_Work to be completed_
Filter out all lines without the word "Spritzpresse" from the data below, please, and copy the rest.

(Saved data entries)
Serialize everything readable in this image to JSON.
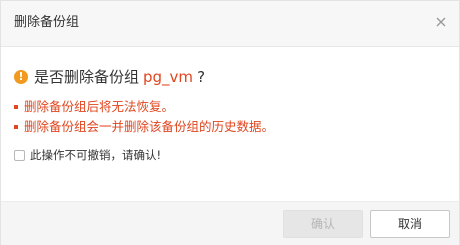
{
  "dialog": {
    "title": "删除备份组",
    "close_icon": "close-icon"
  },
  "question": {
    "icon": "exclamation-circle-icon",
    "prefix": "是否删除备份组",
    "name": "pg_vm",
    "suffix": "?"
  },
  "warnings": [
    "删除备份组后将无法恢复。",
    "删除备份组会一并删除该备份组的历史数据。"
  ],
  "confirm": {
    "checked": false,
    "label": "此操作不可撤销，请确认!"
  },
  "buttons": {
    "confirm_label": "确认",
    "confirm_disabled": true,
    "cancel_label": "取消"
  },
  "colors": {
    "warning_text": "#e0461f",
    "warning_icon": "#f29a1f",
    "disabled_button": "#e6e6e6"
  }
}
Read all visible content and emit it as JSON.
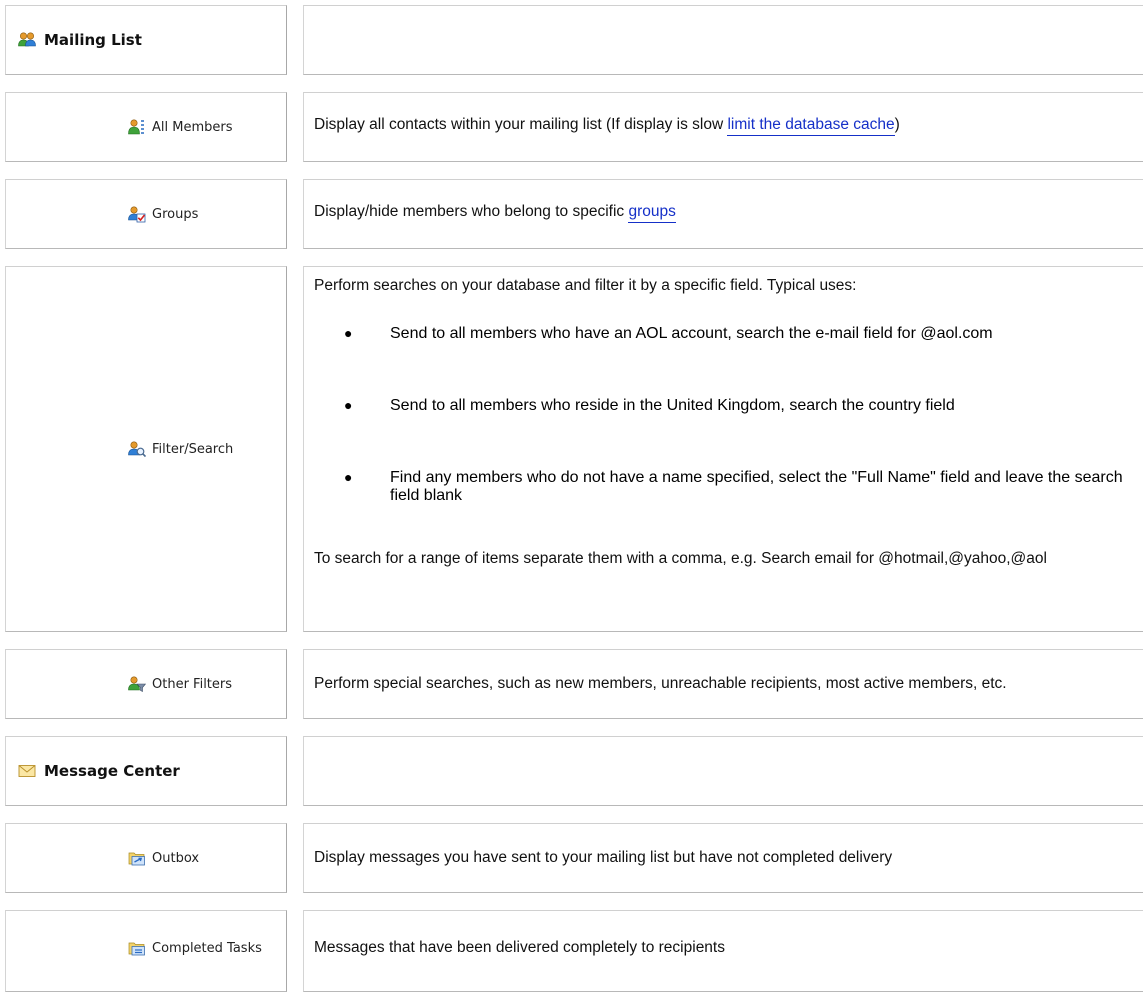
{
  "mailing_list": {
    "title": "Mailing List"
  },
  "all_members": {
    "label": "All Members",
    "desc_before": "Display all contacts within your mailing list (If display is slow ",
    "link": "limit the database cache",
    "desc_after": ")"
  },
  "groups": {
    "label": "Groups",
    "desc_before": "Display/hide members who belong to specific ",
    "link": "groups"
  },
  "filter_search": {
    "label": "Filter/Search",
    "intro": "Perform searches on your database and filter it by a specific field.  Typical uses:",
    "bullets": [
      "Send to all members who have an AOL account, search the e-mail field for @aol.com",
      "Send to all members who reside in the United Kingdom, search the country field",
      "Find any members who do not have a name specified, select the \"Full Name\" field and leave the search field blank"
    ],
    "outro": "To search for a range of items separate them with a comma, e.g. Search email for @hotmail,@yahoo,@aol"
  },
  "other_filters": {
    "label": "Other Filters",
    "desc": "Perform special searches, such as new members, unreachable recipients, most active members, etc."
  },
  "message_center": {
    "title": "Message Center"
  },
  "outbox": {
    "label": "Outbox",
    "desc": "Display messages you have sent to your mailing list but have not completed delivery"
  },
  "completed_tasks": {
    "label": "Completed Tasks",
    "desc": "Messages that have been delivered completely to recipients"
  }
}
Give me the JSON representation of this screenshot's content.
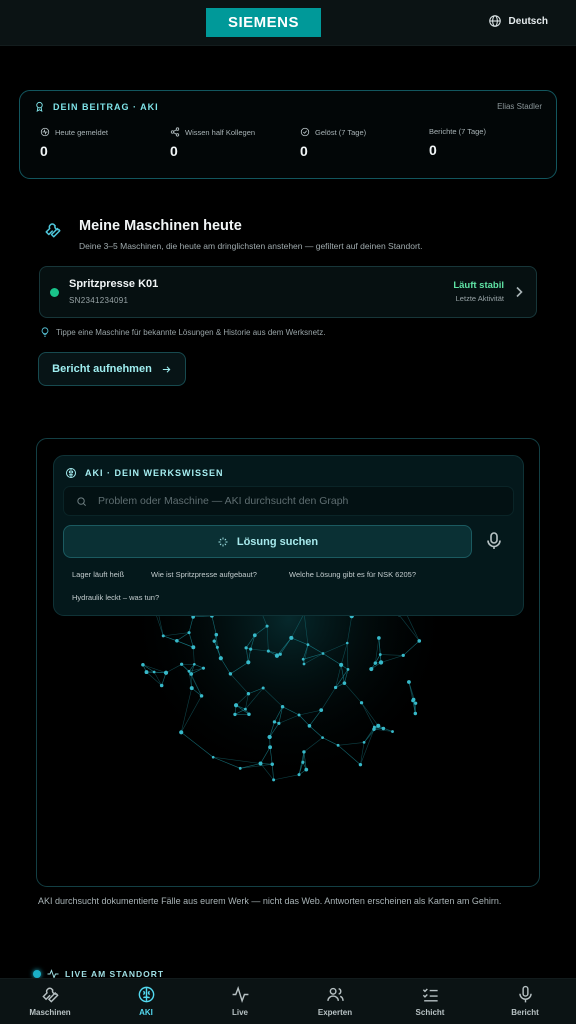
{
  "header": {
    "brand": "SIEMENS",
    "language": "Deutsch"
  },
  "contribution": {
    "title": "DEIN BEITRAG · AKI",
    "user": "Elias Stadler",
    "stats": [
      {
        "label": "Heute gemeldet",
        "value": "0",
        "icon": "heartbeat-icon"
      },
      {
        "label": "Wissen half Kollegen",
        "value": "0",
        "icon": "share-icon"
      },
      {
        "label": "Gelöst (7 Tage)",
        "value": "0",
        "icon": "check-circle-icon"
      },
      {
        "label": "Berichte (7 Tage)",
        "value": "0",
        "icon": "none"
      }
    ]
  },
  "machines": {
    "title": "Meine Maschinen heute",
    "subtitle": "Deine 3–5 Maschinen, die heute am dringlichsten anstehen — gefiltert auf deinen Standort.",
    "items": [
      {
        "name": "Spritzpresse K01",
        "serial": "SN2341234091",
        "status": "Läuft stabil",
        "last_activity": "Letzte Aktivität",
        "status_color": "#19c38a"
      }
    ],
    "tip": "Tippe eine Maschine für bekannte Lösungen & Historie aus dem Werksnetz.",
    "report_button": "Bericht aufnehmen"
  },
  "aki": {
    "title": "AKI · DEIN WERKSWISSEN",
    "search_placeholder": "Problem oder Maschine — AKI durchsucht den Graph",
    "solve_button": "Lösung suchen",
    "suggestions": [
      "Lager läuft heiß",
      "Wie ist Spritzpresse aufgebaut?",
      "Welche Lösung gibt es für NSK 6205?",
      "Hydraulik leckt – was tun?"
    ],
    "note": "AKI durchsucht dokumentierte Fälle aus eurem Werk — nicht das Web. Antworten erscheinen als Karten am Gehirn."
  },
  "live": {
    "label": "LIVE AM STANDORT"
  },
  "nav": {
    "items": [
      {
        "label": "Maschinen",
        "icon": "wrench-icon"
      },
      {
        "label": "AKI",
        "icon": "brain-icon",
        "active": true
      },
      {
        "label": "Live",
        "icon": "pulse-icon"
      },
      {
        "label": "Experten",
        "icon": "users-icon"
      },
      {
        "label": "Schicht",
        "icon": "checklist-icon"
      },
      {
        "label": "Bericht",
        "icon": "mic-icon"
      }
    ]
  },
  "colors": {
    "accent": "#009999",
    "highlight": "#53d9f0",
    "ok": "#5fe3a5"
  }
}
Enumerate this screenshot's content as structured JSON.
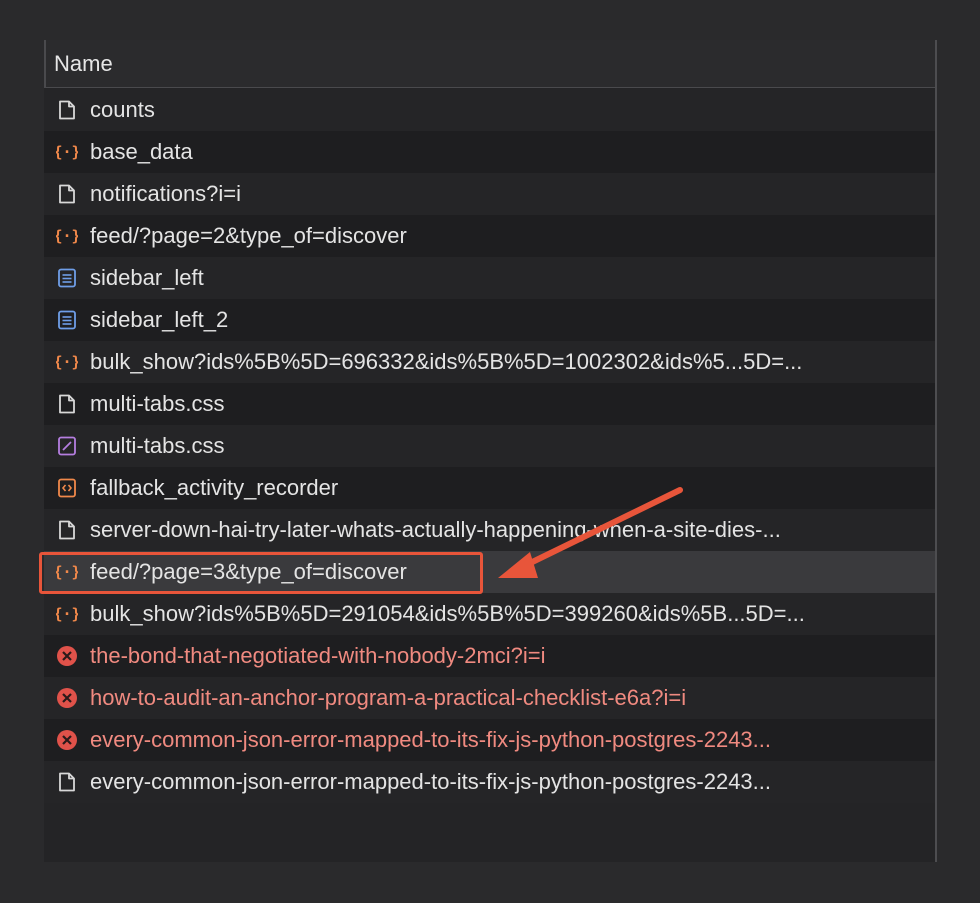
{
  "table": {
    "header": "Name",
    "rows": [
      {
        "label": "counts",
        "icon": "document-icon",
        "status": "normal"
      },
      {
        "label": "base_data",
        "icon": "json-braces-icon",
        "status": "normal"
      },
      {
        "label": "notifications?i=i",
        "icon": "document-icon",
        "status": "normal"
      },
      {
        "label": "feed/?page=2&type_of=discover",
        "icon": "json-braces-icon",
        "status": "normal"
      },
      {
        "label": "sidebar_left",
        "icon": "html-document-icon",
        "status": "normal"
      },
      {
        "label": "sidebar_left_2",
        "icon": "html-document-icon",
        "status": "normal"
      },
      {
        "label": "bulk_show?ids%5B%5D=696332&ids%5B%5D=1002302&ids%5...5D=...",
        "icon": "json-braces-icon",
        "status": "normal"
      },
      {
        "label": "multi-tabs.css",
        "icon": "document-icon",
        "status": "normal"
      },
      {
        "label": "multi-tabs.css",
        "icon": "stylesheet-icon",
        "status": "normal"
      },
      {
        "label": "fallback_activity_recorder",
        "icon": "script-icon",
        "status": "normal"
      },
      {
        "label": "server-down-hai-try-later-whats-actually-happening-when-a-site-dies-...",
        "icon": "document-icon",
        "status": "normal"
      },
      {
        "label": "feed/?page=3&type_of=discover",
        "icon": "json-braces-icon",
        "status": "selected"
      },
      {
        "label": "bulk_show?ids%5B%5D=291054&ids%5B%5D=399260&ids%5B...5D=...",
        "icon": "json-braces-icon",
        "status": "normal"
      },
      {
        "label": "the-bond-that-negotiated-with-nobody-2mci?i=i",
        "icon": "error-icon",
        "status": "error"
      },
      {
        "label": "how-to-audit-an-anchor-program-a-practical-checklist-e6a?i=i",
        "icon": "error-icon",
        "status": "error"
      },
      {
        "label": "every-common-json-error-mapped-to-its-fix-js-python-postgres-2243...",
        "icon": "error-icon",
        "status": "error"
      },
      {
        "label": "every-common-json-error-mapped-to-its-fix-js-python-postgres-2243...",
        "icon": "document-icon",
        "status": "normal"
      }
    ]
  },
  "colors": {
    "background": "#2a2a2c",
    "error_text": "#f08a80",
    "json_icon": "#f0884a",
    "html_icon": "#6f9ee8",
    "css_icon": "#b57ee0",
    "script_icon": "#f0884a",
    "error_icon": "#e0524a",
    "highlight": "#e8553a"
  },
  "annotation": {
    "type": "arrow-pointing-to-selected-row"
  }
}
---
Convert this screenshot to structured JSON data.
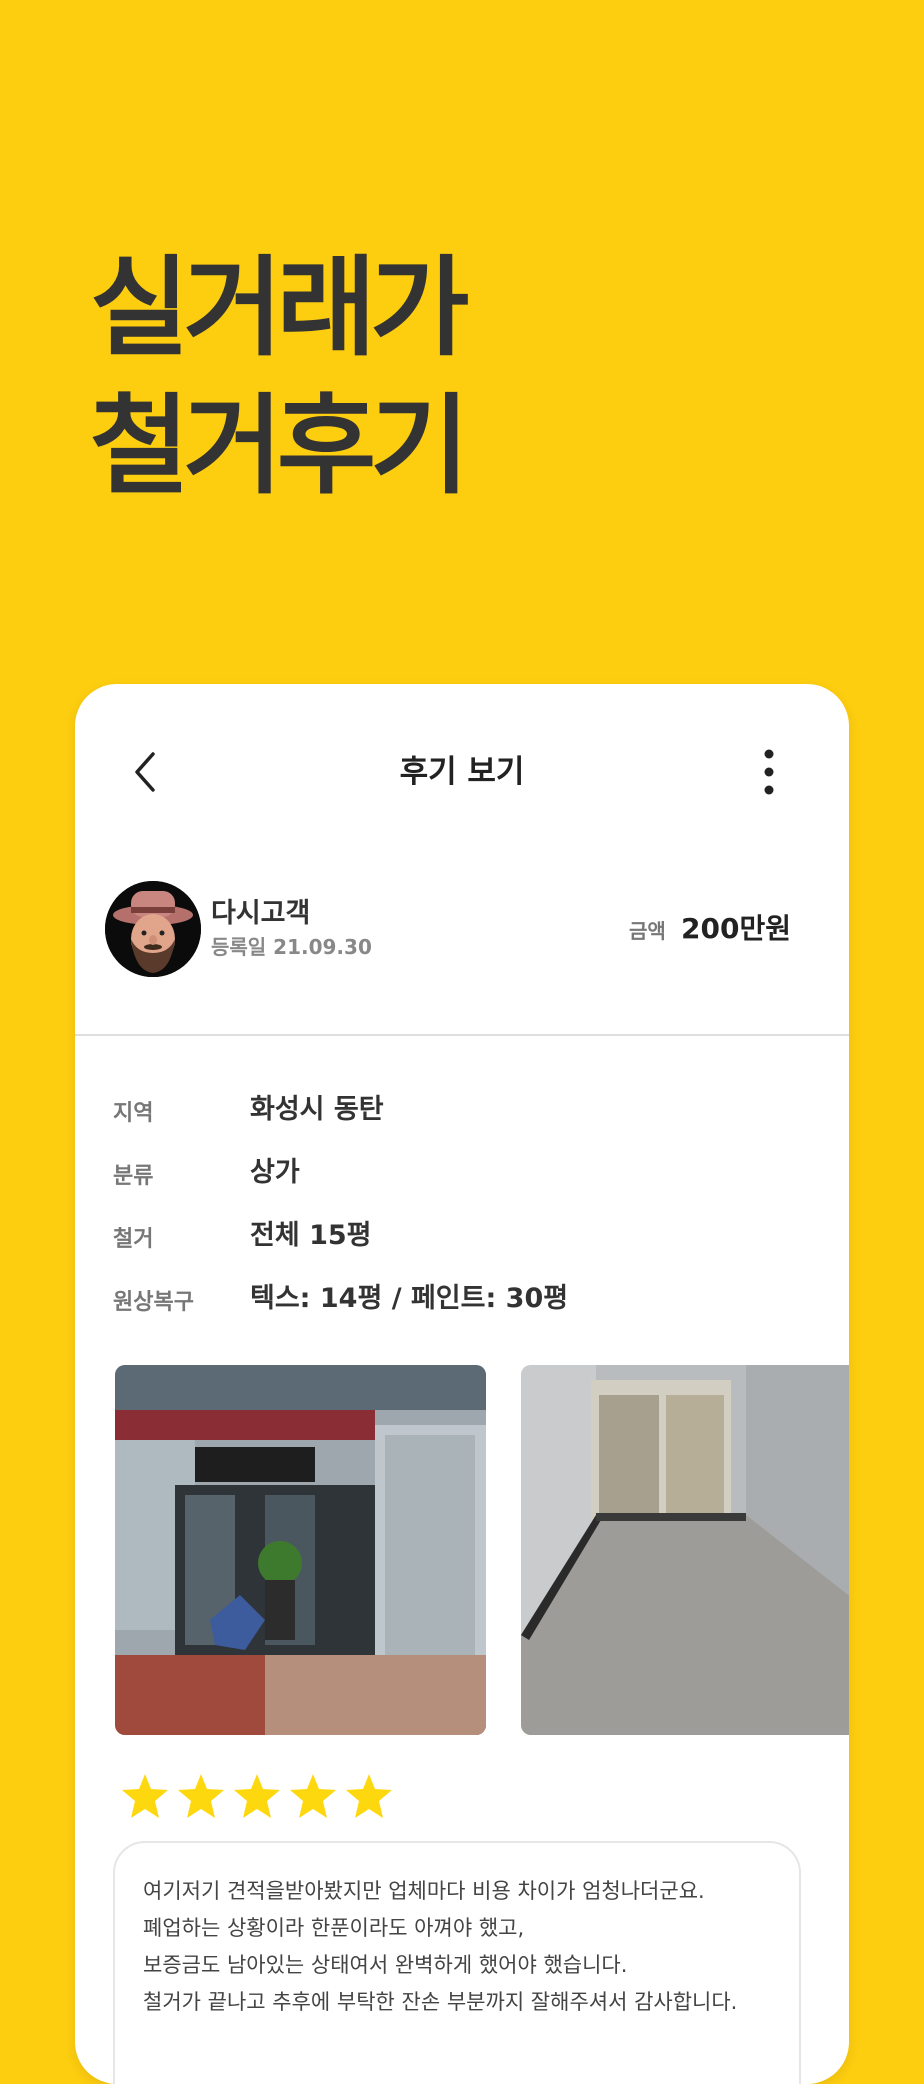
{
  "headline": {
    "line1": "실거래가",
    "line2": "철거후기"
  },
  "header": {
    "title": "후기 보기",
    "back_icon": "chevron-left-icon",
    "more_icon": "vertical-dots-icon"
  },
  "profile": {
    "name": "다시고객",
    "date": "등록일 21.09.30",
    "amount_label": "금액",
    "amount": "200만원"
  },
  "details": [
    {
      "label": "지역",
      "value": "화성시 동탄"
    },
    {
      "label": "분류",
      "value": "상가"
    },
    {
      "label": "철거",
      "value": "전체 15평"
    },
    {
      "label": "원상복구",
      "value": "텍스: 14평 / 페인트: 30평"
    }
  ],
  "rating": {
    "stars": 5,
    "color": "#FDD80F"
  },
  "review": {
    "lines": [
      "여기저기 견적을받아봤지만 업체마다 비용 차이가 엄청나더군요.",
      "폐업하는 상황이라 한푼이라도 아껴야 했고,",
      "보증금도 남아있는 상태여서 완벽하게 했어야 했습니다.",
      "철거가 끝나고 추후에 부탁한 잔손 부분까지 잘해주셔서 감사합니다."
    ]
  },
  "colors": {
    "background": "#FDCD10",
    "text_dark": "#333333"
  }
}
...
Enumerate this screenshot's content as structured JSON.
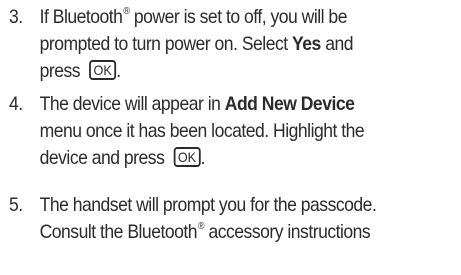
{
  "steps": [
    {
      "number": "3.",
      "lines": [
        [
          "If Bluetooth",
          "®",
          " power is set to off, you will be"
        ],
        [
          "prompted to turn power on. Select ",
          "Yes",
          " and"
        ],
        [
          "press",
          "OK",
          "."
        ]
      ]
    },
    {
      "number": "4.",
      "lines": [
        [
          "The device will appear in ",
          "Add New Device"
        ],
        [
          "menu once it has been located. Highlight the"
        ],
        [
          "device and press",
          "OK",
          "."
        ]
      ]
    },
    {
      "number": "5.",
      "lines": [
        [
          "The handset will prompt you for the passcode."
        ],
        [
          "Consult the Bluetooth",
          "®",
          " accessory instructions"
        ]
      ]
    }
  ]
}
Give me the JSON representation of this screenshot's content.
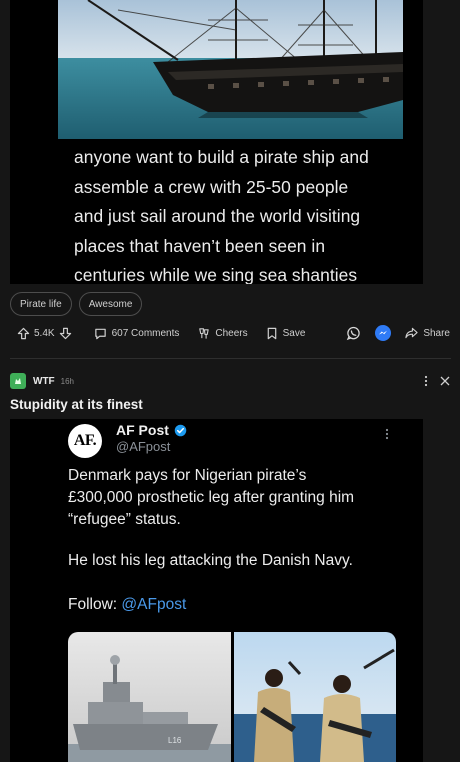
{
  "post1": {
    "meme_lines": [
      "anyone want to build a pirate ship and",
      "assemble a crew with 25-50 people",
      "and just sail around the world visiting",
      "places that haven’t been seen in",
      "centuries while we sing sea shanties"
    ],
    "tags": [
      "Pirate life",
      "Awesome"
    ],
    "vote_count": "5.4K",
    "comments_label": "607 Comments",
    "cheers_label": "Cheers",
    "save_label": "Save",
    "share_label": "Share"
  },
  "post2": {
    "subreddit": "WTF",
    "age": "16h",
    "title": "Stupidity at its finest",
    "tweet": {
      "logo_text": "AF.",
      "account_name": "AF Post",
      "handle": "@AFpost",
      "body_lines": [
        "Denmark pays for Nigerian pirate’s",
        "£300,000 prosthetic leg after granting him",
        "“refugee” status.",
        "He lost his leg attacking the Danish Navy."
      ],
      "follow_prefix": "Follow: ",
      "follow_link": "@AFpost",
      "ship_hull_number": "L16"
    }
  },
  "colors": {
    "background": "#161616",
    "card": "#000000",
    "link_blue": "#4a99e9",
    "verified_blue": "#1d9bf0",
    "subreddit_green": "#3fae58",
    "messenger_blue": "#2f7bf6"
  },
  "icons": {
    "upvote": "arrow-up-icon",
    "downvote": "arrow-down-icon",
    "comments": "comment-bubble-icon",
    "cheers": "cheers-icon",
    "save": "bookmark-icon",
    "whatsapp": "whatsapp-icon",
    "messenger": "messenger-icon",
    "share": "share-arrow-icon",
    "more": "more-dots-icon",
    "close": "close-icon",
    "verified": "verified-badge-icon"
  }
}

_Answer area_
        "name": "Spritzpresse K01",
      "Wie ist Spritzpresse aufgebaut?",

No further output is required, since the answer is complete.